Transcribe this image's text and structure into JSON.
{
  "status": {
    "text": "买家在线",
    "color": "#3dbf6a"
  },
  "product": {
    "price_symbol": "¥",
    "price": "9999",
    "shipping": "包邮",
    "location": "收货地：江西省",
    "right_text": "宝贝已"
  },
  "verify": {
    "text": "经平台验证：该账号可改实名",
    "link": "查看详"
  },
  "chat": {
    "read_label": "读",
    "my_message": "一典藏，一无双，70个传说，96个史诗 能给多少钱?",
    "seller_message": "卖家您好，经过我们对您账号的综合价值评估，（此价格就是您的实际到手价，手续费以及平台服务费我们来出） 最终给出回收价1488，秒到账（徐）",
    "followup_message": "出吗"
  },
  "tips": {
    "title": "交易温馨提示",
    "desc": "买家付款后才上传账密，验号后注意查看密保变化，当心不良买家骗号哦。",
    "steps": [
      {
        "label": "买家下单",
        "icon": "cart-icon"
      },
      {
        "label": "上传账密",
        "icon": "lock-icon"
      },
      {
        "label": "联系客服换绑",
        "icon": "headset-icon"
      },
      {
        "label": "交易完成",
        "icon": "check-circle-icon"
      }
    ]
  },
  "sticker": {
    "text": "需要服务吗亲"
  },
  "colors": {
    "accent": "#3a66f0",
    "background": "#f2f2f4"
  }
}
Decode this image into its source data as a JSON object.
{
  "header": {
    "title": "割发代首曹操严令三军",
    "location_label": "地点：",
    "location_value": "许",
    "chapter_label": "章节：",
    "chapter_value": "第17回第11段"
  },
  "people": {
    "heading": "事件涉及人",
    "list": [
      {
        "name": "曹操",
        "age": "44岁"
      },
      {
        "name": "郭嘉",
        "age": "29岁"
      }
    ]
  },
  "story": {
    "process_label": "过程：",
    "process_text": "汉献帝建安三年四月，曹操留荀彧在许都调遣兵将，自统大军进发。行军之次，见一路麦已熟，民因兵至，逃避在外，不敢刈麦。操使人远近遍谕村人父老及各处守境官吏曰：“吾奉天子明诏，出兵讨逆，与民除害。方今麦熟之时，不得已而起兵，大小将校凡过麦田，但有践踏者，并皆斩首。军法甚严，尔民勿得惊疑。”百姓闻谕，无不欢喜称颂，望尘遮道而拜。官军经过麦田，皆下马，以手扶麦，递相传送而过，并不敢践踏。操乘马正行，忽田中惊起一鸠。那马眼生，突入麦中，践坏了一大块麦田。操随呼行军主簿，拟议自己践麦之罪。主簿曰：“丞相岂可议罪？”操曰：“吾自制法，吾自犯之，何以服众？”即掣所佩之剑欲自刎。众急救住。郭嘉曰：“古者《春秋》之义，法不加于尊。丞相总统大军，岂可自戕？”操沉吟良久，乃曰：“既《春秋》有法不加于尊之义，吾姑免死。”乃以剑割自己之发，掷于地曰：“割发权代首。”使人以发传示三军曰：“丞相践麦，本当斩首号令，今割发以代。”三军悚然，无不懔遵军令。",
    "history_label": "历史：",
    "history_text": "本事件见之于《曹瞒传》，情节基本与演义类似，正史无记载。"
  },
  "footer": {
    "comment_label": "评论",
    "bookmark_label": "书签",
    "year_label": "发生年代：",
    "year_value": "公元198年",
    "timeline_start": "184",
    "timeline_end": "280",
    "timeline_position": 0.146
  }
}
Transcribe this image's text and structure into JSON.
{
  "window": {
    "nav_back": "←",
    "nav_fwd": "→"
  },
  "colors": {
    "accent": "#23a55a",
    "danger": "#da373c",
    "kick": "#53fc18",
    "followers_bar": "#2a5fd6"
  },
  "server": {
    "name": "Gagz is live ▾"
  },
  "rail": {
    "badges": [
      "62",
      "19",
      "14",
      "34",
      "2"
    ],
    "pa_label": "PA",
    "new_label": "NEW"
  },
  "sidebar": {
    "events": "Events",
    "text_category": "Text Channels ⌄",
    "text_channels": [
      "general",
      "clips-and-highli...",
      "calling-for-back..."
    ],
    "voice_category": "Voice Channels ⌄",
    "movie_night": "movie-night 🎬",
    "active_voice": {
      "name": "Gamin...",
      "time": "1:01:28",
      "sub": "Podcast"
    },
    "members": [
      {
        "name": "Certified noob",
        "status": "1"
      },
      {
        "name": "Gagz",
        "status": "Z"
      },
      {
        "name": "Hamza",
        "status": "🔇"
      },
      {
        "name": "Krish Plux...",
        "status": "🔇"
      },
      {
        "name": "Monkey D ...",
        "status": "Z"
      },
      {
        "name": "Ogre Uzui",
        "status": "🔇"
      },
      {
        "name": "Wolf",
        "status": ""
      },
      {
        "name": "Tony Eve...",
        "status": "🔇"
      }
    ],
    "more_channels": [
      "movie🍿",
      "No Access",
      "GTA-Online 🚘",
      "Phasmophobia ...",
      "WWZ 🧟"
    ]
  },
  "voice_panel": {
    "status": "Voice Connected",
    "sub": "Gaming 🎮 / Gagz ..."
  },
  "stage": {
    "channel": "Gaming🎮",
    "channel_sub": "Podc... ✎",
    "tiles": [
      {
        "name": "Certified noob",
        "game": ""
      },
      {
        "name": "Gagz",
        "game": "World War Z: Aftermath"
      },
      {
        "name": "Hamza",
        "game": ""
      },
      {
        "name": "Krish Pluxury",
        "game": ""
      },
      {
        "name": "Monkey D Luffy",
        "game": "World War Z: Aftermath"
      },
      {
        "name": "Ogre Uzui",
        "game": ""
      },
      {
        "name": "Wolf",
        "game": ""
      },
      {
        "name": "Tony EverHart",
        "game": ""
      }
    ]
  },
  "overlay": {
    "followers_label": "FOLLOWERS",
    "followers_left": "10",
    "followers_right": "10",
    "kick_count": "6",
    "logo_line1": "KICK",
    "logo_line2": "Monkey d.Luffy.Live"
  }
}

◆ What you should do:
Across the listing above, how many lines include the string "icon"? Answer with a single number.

◆ Output for this exercise:
4